Large sports teams and large sporting events are attractive to cyber criminals on several levels. Not only are they highly visible and present large targets of opportunity for criminals who may be looking to earn a name for themselves, teams also amass large repositories of valuable performance and health stats and analytics on players and games.
Thieves and hackers are attracted to the huge publicity a large hack could potentially get, and also to the large repository of valuable data large teams collect and maintain. This data can be sold to legitimate industries including the media and fantasy sports gamers, but also bookies and organised crime involved in illegal betting and gambling.

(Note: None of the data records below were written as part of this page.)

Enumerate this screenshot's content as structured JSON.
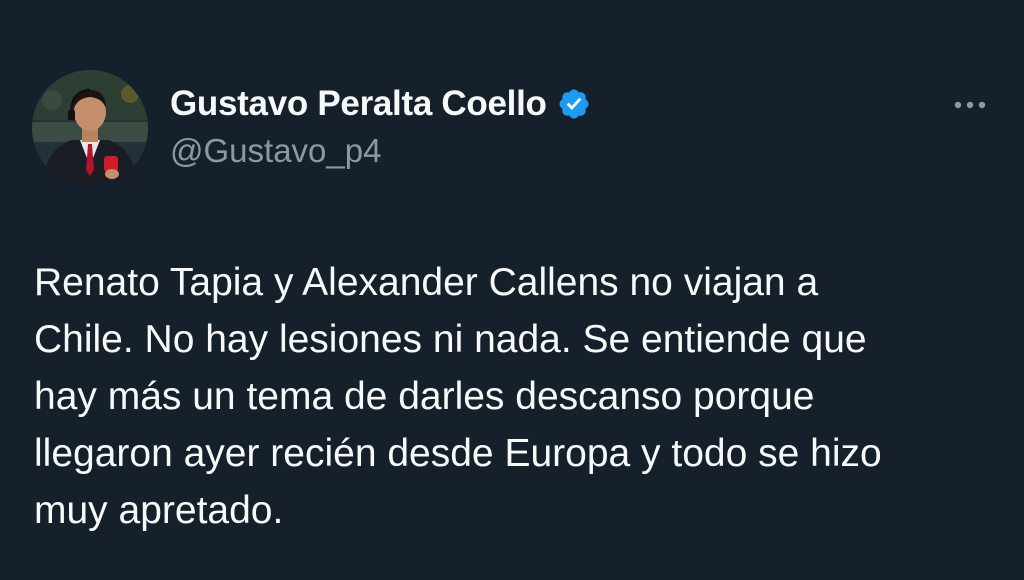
{
  "tweet": {
    "author": {
      "display_name": "Gustavo Peralta Coello",
      "handle": "@Gustavo_p4",
      "verified": true,
      "avatar_icon": "profile-photo",
      "verified_icon": "verified-badge-icon"
    },
    "more_icon": "more-options-icon",
    "text_lines": [
      "Renato Tapia y Alexander Callens no viajan a",
      "Chile. No hay lesiones ni nada. Se entiende que",
      "hay más un tema de darles descanso porque",
      "llegaron ayer recién desde Europa y todo se hizo",
      "muy apretado."
    ]
  },
  "colors": {
    "background": "#15202b",
    "text_primary": "#f7f9f9",
    "text_secondary": "#8b98a5",
    "verified_blue": "#1d9bf0"
  }
}
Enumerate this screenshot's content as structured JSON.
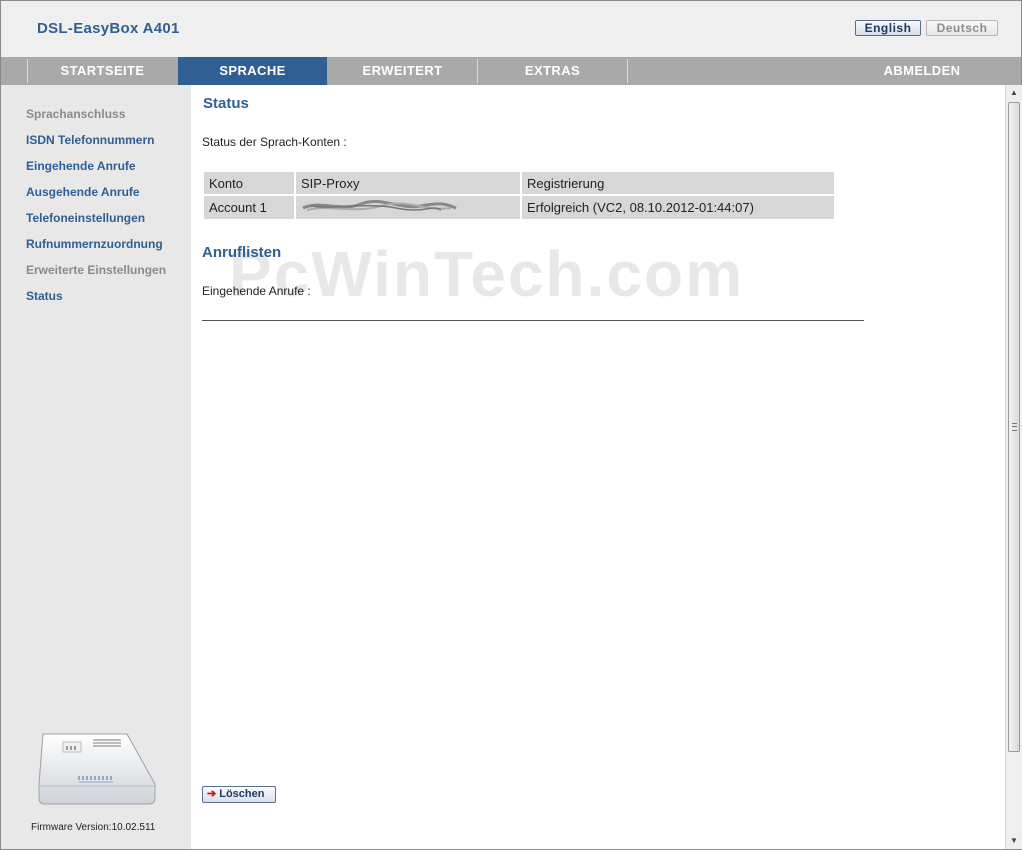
{
  "header": {
    "brand": "DSL-EasyBox A401",
    "lang_english": "English",
    "lang_deutsch": "Deutsch"
  },
  "nav": {
    "items": [
      "STARTSEITE",
      "SPRACHE",
      "ERWEITERT",
      "EXTRAS"
    ],
    "logout": "ABMELDEN",
    "active": "SPRACHE"
  },
  "sidebar": {
    "items": [
      "Sprachanschluss",
      "ISDN Telefonnummern",
      "Eingehende Anrufe",
      "Ausgehende Anrufe",
      "Telefoneinstellungen",
      "Rufnummernzuordnung",
      "Erweiterte Einstellungen",
      "Status"
    ],
    "firmware": "Firmware Version:10.02.511"
  },
  "main": {
    "status_title": "Status",
    "status_subtitle": "Status der Sprach-Konten :",
    "table": {
      "headers": [
        "Konto",
        "SIP-Proxy",
        "Registrierung"
      ],
      "rows": [
        [
          "Account 1",
          "",
          "Erfolgreich (VC2, 08.10.2012-01:44:07)"
        ]
      ]
    },
    "calllists_title": "Anruflisten",
    "incoming_label": "Eingehende Anrufe :",
    "delete_button": "Löschen",
    "watermark": "PcWinTech.com"
  },
  "colors": {
    "accent": "#2f5f93",
    "nav_bg": "#a9a9a9",
    "sidebar_bg": "#e8e8e8"
  }
}
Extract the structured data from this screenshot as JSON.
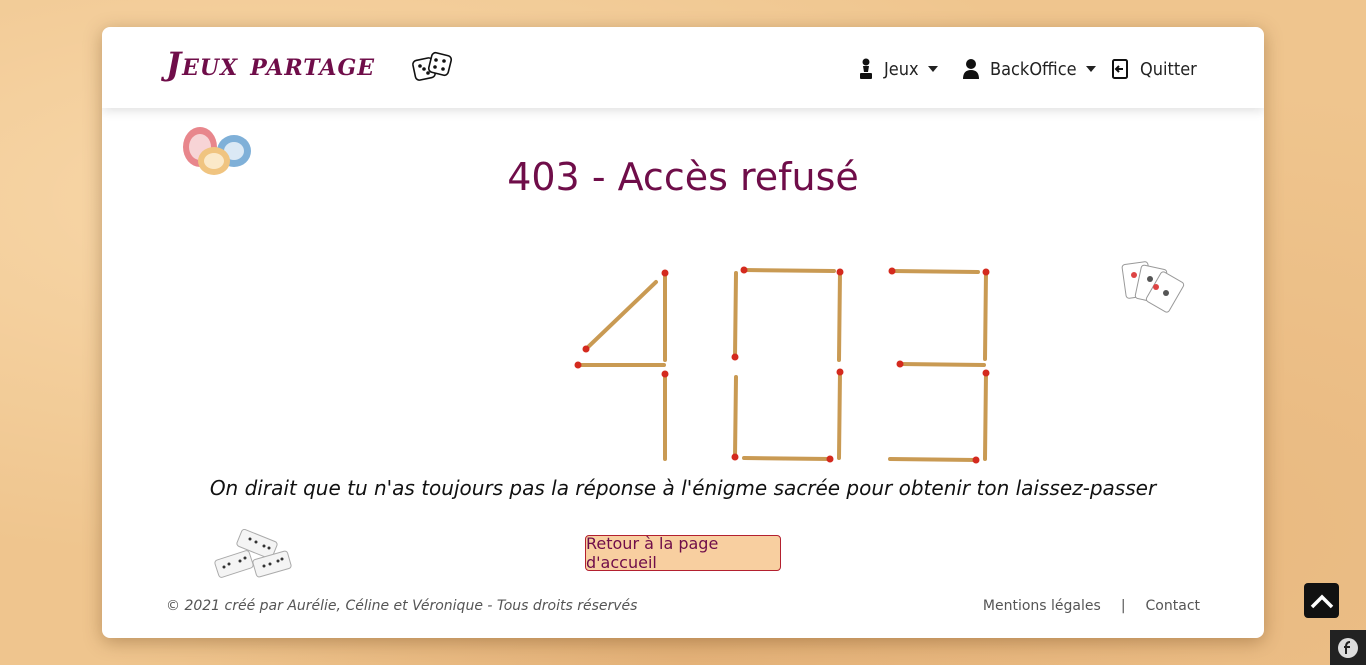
{
  "navbar": {
    "brand": "Jeux partage",
    "items": [
      {
        "label": "Jeux",
        "icon": "chess-pawn-icon",
        "dropdown": true
      },
      {
        "label": "BackOffice",
        "icon": "user-icon",
        "dropdown": true
      },
      {
        "label": "Quitter",
        "icon": "logout-icon",
        "dropdown": false
      }
    ]
  },
  "main": {
    "title": "403 - Accès refusé",
    "message": "On dirait que tu n'as toujours pas la réponse à l'énigme sacrée pour obtenir ton laissez-passer",
    "button_label": "Retour à la page d'accueil"
  },
  "footer": {
    "copyright": "© 2021 créé par Aurélie, Céline et Véronique - Tous droits réservés",
    "separator": "|",
    "links": [
      "Mentions légales",
      "Contact"
    ]
  },
  "colors": {
    "brand": "#6f0d49",
    "button_bg": "#f8cfa0",
    "button_border": "#b3202f",
    "match_stick": "#c99a53",
    "match_head": "#d42a1e"
  }
}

Opponents and rival events could also be interested in getting a leg-up on their rival with insider information.
Also, these organisations conduct a high volume of e-commerce transactions. Teams and events are increasingly transacting online for bookings and sales, and of course, are fully embracing mobile payment options making them at risk for malware and phishing attacks, akin to the risk profile that large e-comm and m-comm vendors have.
First of all, the team or organisation could be targeted for a breach that exposes personally identifiable information of their customers, fans, and even their players and staff. Several large attacks in recent years have borne this out, for example the 2015 “Team Sky” attack that went after performance data in order to discredit Tour De France leader Froome. Sometimes these attacks can also be politically motivated, as in the FC Barcelona attack that sought to embarrass the team on their twitter account.
If the breach has been successful in gathering identity data, this info can often lie dormant while the hacker attempts to amass more data points in order to add value. The data is compiled into sets called “fullz”. Once complete, these identity packages sell for more, and can be used by fraudsters to take over accounts in all kinds of places, or on the team and event sites to purchase tickets or collectables for resale.
Sports teams, just like high profile retailers, can protect against these identity thieves by ensuring they fully understand who is turning up at the account login page. The advantage they have is that fans typically return again and again and a behavioural biometric tool could be a very useful in building a solid profile of the good user in order to provide real-time verification.
By not waiting until transaction, but building a more complete identity profile of the user over time, behavioural biometrics (BB) tools empower online vendors to investigate at any point when high-risk activity is detected but present no friction to users until the vendor chooses to introduce it. This can greatly enhance the customer’s experience at login or checkout. With the knowledge that false declines can account for 32% of lost customers, basically handing the customer to a competitor, removing friction for customers you are a certain are good customers will improve their experience with that brand.